Matt Harrison | Feb 27, 2019 | 1
11 months to go: first iconic Elizabeth Line roundels installed
With just 11 months to go until London’s newest rail line opens, the first iconic roundels have been seen at stations across the capital.
One hundred and ten years on from the installation of the first roundel sign at St James’s Park Underground station, the latest version of Transport for London’s historic design has begun to make an appearance across London’s newest railway – the Elizabeth line. The first new roundels have been installed at stations including Tottenham Court Road, Farringdon and Custom House in a significant milestone for Europe’s largest infrastructure project.
The Elizabeth line is set to redefine transport in London with quicker, easier and more accessible journeys when it launches in 11 months’ time. Construction has now entered its final stages and the line will open to the public in phases from December, when ten new state-of-the-art stations, all step-free, will open.
TfL and London Underground is famous for its rich heritage of design and the Elizabeth line is set to continue that tradition. While at the forefront of modern engineering and technology, the new railway will feature instantly recognisable roundels and signage.

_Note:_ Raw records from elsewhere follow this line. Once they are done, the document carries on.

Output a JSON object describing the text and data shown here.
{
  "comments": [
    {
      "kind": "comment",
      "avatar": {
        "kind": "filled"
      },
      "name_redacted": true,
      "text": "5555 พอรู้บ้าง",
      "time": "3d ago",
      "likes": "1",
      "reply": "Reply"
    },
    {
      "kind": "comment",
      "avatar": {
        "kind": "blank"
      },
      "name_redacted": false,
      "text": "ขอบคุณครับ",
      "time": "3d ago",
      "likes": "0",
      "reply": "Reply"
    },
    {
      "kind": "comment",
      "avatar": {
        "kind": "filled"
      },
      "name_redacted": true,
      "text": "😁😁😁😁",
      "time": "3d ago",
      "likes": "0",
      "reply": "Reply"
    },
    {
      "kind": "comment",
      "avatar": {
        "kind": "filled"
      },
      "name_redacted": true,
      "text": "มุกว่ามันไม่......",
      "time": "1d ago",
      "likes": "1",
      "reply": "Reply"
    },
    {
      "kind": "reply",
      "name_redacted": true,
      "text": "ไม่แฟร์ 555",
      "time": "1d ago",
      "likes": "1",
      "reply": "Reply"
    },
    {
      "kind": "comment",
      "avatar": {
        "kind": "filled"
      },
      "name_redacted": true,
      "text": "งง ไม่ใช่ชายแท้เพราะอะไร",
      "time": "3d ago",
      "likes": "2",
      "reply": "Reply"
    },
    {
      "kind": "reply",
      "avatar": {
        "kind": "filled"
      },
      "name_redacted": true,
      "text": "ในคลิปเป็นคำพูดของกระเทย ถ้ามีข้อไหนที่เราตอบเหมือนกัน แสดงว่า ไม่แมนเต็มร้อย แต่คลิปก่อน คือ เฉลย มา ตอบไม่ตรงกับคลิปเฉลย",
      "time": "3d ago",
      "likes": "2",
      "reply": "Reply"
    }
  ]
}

The roundels are being manufactured at family-owned A. J. Wells & Sons Ltd on the Isle of Wight, where London transport signage has been produced for generations. Installation of platform roundels is being overseen by Merson, based outside of Glasgow, and wayfinding signage is being produced Wood & Wood in Exeter.
Val Shawcross, Deputy Mayor for Transport, said: ‘The Elizabeth line will truly transform travel across London and the South East. The installation of the roundels incorporating TfL’s iconic design shows how close we are now to the line opening, with new stations right at the heart of central London.
‘The new roundels also show the huge benefits that Crossrail has provided to the economy all across the UK. With businesses involved from Exeter, Glasgow and the Isle of Wight, it shows once again that Crossrail is a project that will not just benefit Londoners, but is benefitting the whole country.’
The TfL roundel is among the most recognised and imitated logos in the world. The newest addition to the roundel family – the purple Elizabeth line roundel – has been carefully designed to ensure it is visually distinctive from the London Underground and London Overground lines. The new roundels will also feature the celebrated Johnston typeface. Commissioned by London Transport’s Manging Director Frank Pick in 1913, and designed by the influential calligrapher Edward Johnston, the font brings visual uniformity to London’s transport network. Originally designed for wood block, the iconic typeface was updated for the digital age in 2016 to become Johnston100, complete with the hashtag (#) and at (@) symbols for the first time.
The Elizabeth line is jointly sponsored by the Department for Transport and TfL and will connect stations such as Paddington to Canary Wharf in only 17 minutes, transforming how Londoners and visitors move across the Capital.
From December, the line will initially operate as three services:
- Paddington (Elizabeth line station) to Abbey Wood via central London
- Paddington (mainline station) to Heathrow (Terminals 2 & 3 and 4)
- Liverpool Street (mainline station) to Shenfield
Fifteen trains per hour will run through the new tunnels, increasing to 24 trains per hour through the central section by May 2019.
From December 2019, customers from Reading and Heathrow will be able to travel all the way through central London to the West End and the City and beyond without needing to change trains. By linking Berkshire and Heathrow in the west, to east London and Essex in the east, the line will transform travel across the South East, carrying over 200 million passengers every year. It will increase rail capacity in central London by ten per cent, reduce congestion on the London Underground, and an extra 1.5 million people will be within 45 minutes commuting distance of London’s key employment districts.
Europe’s largest construction project is estimated to have created over 55,000 jobs during the project, with 96 per cent of contracts awarded to companies based in the UK, and of those, 62 per cent are based outside of London.
The new stations and travel links are expected to boost the economy by £42 billion overall and support thousands of new jobs and homes in London and the South East.
Have you spotted any of the Elizabeth Line roundels on your travels? Let us know in the comments below or tweet: @transportdsn.
Image copyright: Transport for London